» **Task description**:
Please reproduce the data exactly, though every picture must stay out.
___ Provided data ___
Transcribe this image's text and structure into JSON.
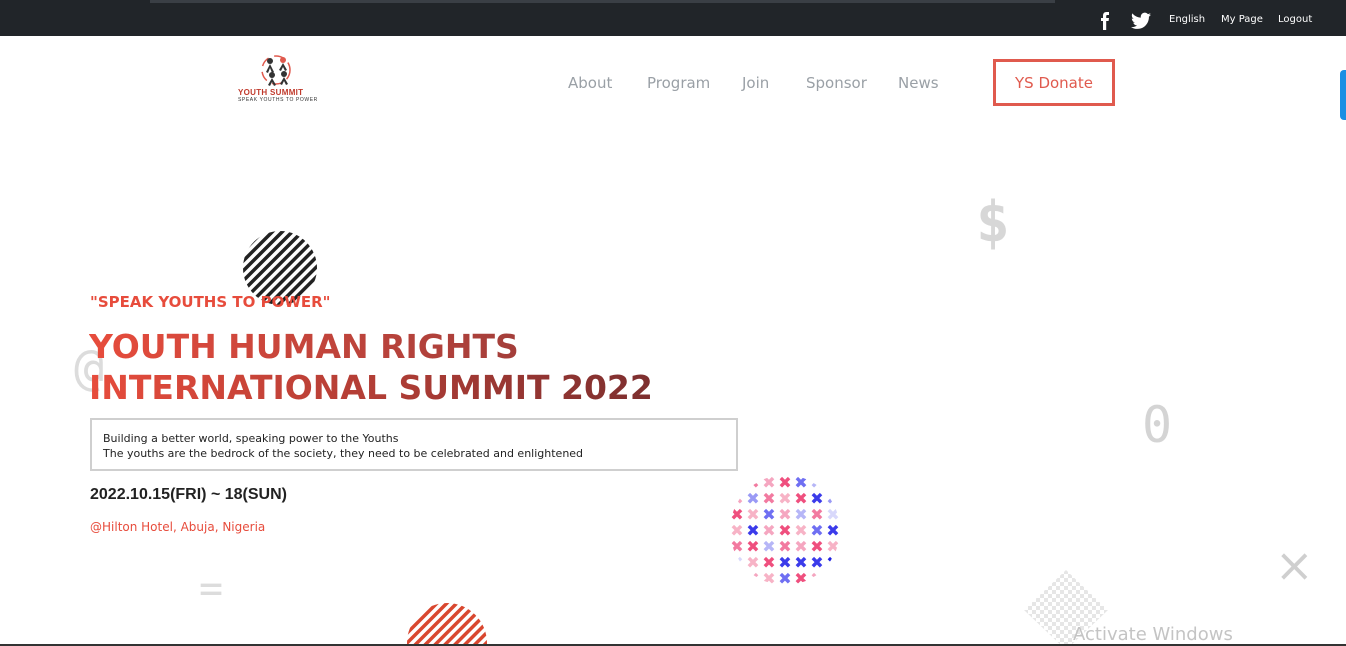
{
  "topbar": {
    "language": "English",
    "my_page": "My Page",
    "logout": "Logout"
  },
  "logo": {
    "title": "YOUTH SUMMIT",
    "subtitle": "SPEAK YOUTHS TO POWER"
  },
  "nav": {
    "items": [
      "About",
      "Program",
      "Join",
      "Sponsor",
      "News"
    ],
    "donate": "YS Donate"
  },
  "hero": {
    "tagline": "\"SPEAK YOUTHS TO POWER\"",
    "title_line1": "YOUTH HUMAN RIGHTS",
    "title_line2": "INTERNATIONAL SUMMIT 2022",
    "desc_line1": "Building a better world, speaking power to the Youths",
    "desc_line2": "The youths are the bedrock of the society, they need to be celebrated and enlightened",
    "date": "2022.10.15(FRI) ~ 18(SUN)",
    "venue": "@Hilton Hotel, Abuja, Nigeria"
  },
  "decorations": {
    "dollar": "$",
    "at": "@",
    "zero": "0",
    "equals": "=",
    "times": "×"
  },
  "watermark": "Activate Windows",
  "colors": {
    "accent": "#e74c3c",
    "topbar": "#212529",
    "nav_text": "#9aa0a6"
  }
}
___
» **Exercise response**:
Transcribe this image's text and structure into JSON.
{
  "topbar": {
    "language": "English",
    "my_page": "My Page",
    "logout": "Logout"
  },
  "logo": {
    "title": "YOUTH SUMMIT",
    "subtitle": "SPEAK YOUTHS TO POWER"
  },
  "nav": {
    "items": [
      "About",
      "Program",
      "Join",
      "Sponsor",
      "News"
    ],
    "donate": "YS Donate"
  },
  "hero": {
    "tagline": "\"SPEAK YOUTHS TO POWER\"",
    "title_line1": "YOUTH HUMAN RIGHTS",
    "title_line2": "INTERNATIONAL SUMMIT 2022",
    "desc_line1": "Building a better world, speaking power to the Youths",
    "desc_line2": "The youths are the bedrock of the society, they need to be celebrated and enlightened",
    "date": "2022.10.15(FRI) ~ 18(SUN)",
    "venue": "@Hilton Hotel, Abuja, Nigeria"
  },
  "decorations": {
    "dollar": "$",
    "at": "@",
    "zero": "0",
    "equals": "=",
    "times": "×"
  },
  "watermark": "Activate Windows",
  "colors": {
    "accent": "#e74c3c",
    "topbar": "#212529",
    "nav_text": "#9aa0a6"
  }
}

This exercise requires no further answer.